Te Papa reinforces its commitment to science
Friday 27 June 2014
Te Papa reinforces its commitment to science
The Museum of New Zealand Te Papa Tongarewa is delighted by the Minister for Arts, Culture and Heritage’s appointment of Professor Sir Peter Gluckman, Chief Science Advisor to the Prime Minister, to its Board.
“Sir Peter’s breadth and depth of understanding of New Zealand’s science activity, stemming from his illustrious career and role as Chief Science Advisor in the Office of the Prime Minister, will be of immense value to the Board, and also the current work programme to strengthen science at Te Papa,” says Evan Williams, Chair of the Board of the Museum of New Zealand Te Papa Tongarewa. “Te Papa has both world-class science collections and staff. Our challenge is to make our collections and research more accessible and meaningful to more audiences, and to increase public understanding of science, stimulate interest in science, and encourage people to explore and connect with science through engaging experiences and collaborative partnerships.”
Underpinning Te Papa’s vision Changing Hearts, Changing Minds, Changing Lives is a commitment to strengthening its position as the premiere science museum of Aotearoa New Zealand. As part of this commitment, the Museum has recently commenced work toward developing a Proposition for Science, an informed science strategy that will provide an intellectual, planning and operational framework for the future development and growth of science at Te Papa, and roadmap to achieve Te Papa’s vision for science.
An independent advisory panel of experienced science and technology specialists has been appointed to lead this work, to provide an external assessment of the current state of science at Te Papa, and to identify opportunities for building on the current strengths of science at Te Papa for future expansion.
The panel is chaired by Professor David Bibby (Chair), recently Pro-Vice-Chancellor Science and Dean of the Faculty of Science at Victoria University of Wellington, and also includes Professor Shaun Hendy, Professor of Physics at the University of Auckland and a Principal Investigator at the MacDiarmid Institute for Advanced Materials and Nanotechnology; Professor Ewan Fordyce, Professor of Geology at the University of Otago; and Dr Charlotte Marewa Severne, Director of Severne and Associates Ltd and recognised expert in Māori environmental and marine research.

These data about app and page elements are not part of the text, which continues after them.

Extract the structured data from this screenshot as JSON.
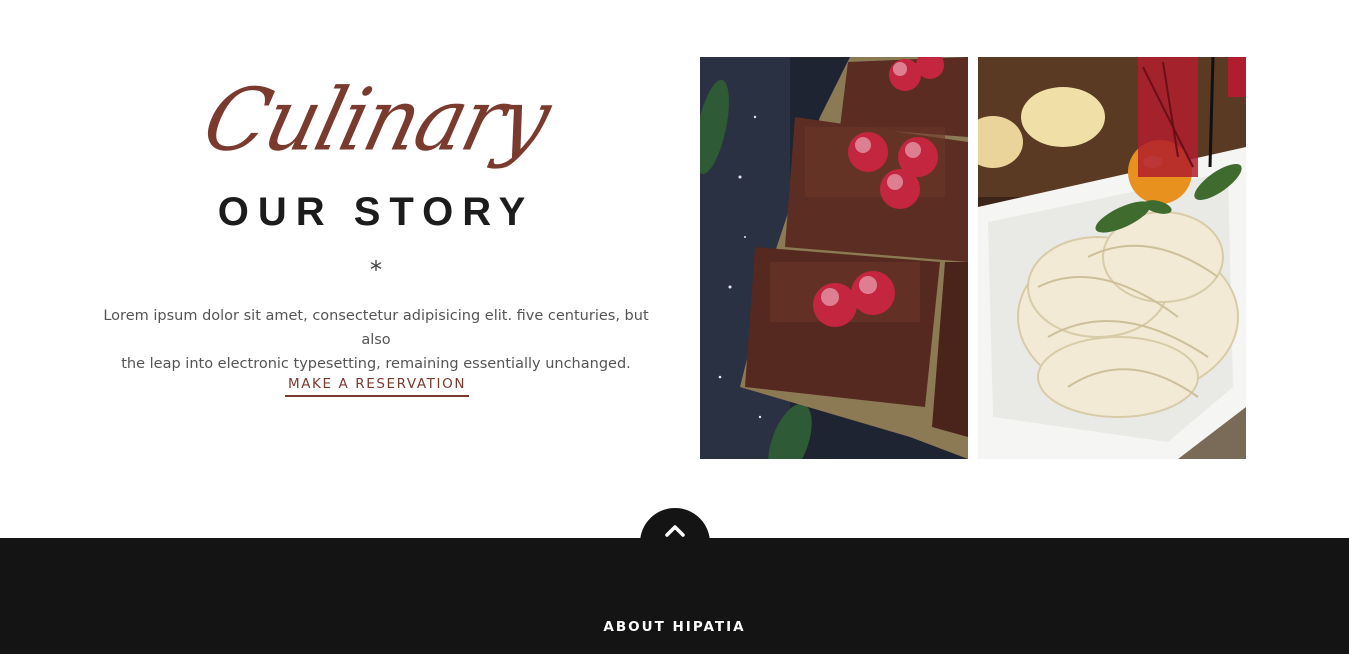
{
  "story": {
    "script_title": "Culinary",
    "title": "OUR STORY",
    "divider_glyph": "*",
    "description_line1": "Lorem ipsum dolor sit amet, consectetur adipisicing elit. five centuries, but also",
    "description_line2": "the leap into electronic typesetting, remaining essentially unchanged.",
    "cta_label": "MAKE A RESERVATION"
  },
  "gallery": {
    "images": [
      {
        "subject": "chocolate brownies with frozen raspberries",
        "icon": "brownie-photo"
      },
      {
        "subject": "pasta with cherry tomato and basil",
        "icon": "pasta-photo"
      }
    ]
  },
  "footer": {
    "scroll_top_icon": "chevron-up-icon",
    "title": "ABOUT HIPATIA"
  },
  "colors": {
    "accent": "#7a3a2e",
    "heading": "#1c1c1c",
    "footer_bg": "#141414",
    "footer_text": "#ffffff"
  }
}
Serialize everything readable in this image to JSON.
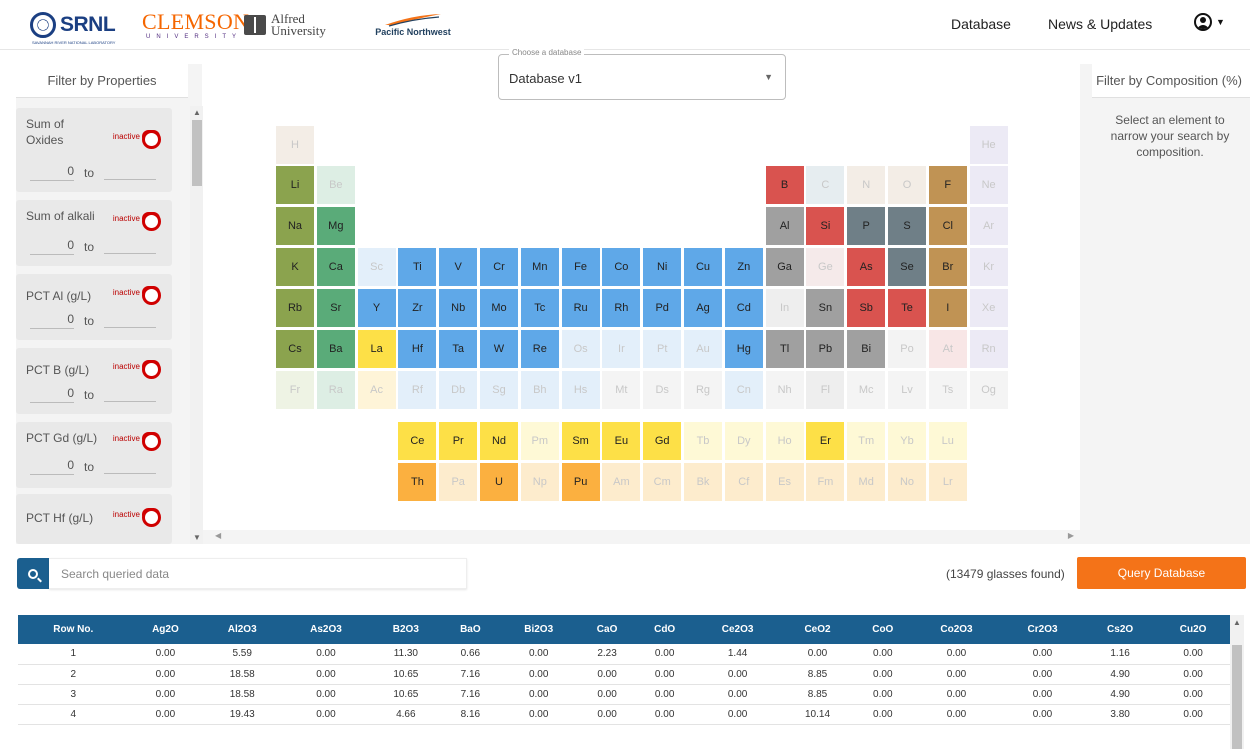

The panel has already been working closely with Te Papa’s science team to gain a comprehensive overview of existing collections, research and science-related activities. The panel will shortly commence a consultation programme, engaging with a range of science-related academic and research institutions, science leaders, and organisations in Wellington and throughout New Zealand. The outcome of the review will be a report of recommendations for the current and future management, use and growth of Te Papa’s science collections, research and relationships.
Arapata Hakiwai, Te Papa’s Acting Chief Executive and Kaihautū says, “We have an incredible breadth of collections and talented science curators, collections managers and researchers. We continue to ensure that our scientific research and collection development have a relevant and sustainable future, and that our collections are at the forefront of what this Museum is about.”
“This is an exciting time for Te Papa – we intend to raise the profile of science at Te Papa through revitalised outreach and exhibition programmes. At the heart of current activities is the redevelopment of our natural history exhibitions, Mountains to Sea and Awesome Forces on Level 2”, he says.
Te Papa’s science collections comprise of approximately 1.5 million collection lots, the largest, most comprehensive collection of New Zealand fauna and flora, with all major taxonomic groups of plants and animals in New Zealand represented. The collections are internationally recognised for particular strengths in molluscs, selected invertebrate groups, marine mammals, birds, fossil vertebrates, fishes and plants. Many of these collections date back to the establishment of the Colonial Museum in 1865. The Museum also leads and contributes to a number of national and international collaborative research projects. The main research areas are biosystematics and taxonomy, biogeography, evolutionary history, biology and ecology, collection management, science history and biodiversity.